When I make a pot of soup, it’s nearly always enough to feed an army. Those time-worn recipes grow over time, and love seasons it to perfection. I make it to warm my home, to cure a cold and warm a soul.
Just as the recipes grow and provide a nourishing warmth, so can National Soup it Forward Day. When making one of your favorite soups at home, Soup it Forward. Deliver a healing pot of your delicious chicken noodle or split pea to a family or friend you know is in need. Perhaps they have been ill or down on their luck.
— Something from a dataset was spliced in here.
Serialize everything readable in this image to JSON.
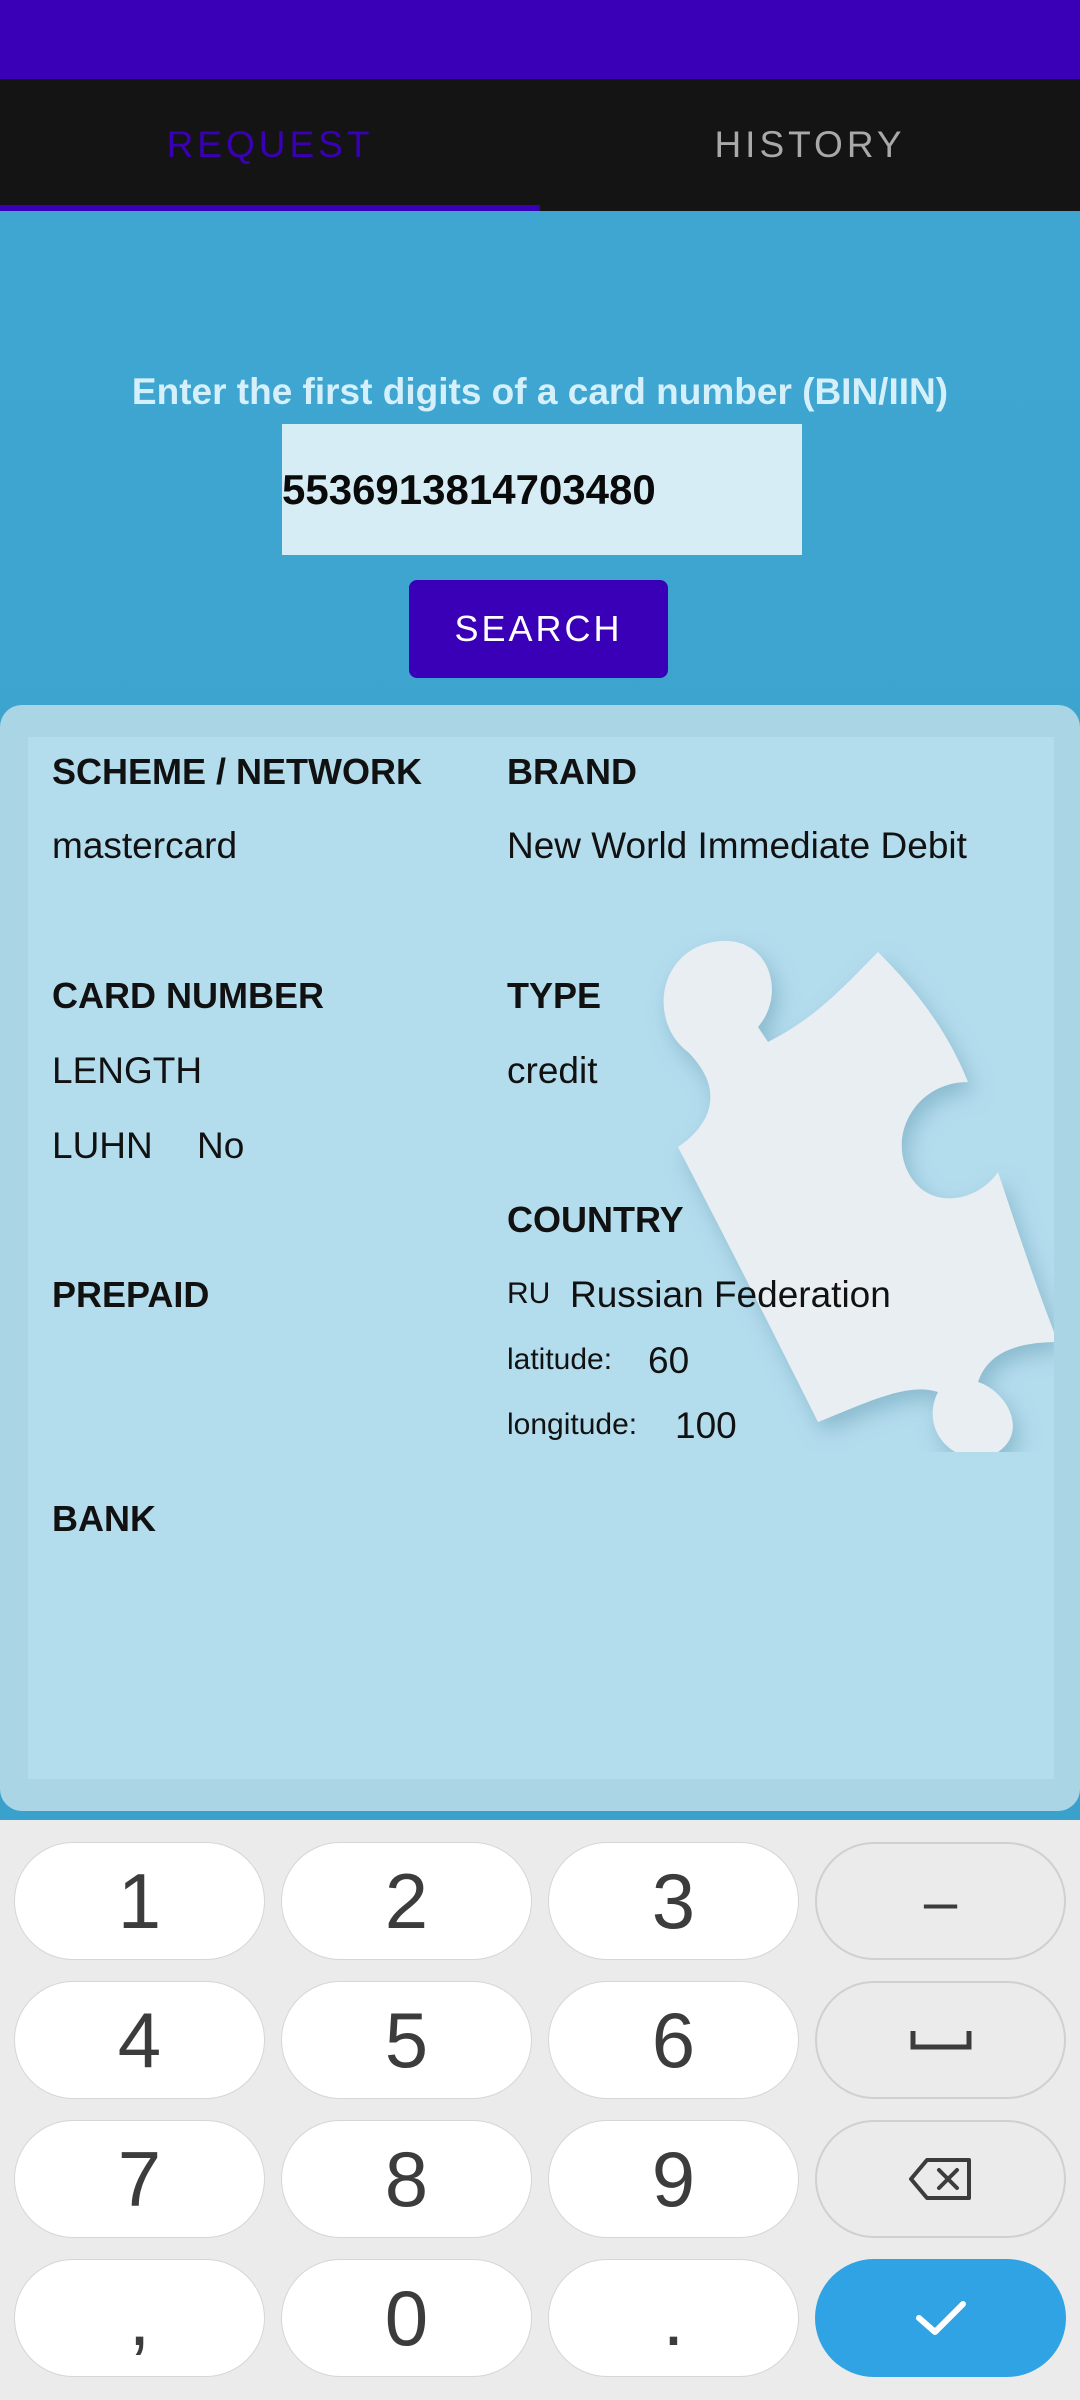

Whatever the situation, a little of your home cooking and visit will be a nice change.
Jen’s Chicken Noodle
Slow Cooker French Onion
Loaded Noodle Bowls
My Beef Pho
What soup will you be making on National Soup it Forward Day?
HOW TO OBSERVE #SoupItForwardDay & #HugInABowl
Make up your favorite soup and deliver it to someone you know who could use the warmth of kindness in their life. Use #HugInABowl and #SoupItForwardDay to share on social media.
NATIONAL SOUP IT FORWARD DAY HISTORY
Soup Sisters founded National Soup it Forward Day to encourage everyone to make a difference in each other’s lives through the warm, healing kindness of sharing a bowl of soup.
The Registrar at National Day Calendar proclaimed the National Soup it Forward Day to be observed annually beginning in 2018.
Soup Sisters is an award-winning National non-profit organization Founded March 3, 2009. Since that time more than 1 million servings of nurturing and nourishing soup made by community people has been delivered monthly to 40 emergency shelters in North America for women and children fleeing family violence and domestic abuse. The organization’s Founder, Sharon Hapton launched Soup Sisters by celebrating a milestone birthday with a soup-making birthday party that provided the first delivery of soup to the Calgary Women’s Emergency shelter. That is the simplicity of Sharon’s vision: to give people a way to give back to their community by doing something tangible – getting into the kitchen, spending a night with friends, rolling up their sleeves and creating something heartwarming, heartfelt and with it a message of support to women and kids in crisis. Now operating in over 25 cities Soup Sisters and Broth Brothers deliver the gift of soup by providing a much needed ‘Hug in a Bowl’. Soup it forward with the universal comfort food and for added inspiration, you can find over 300 soup recipes in the Soup Sisters trilogy of cookbooks.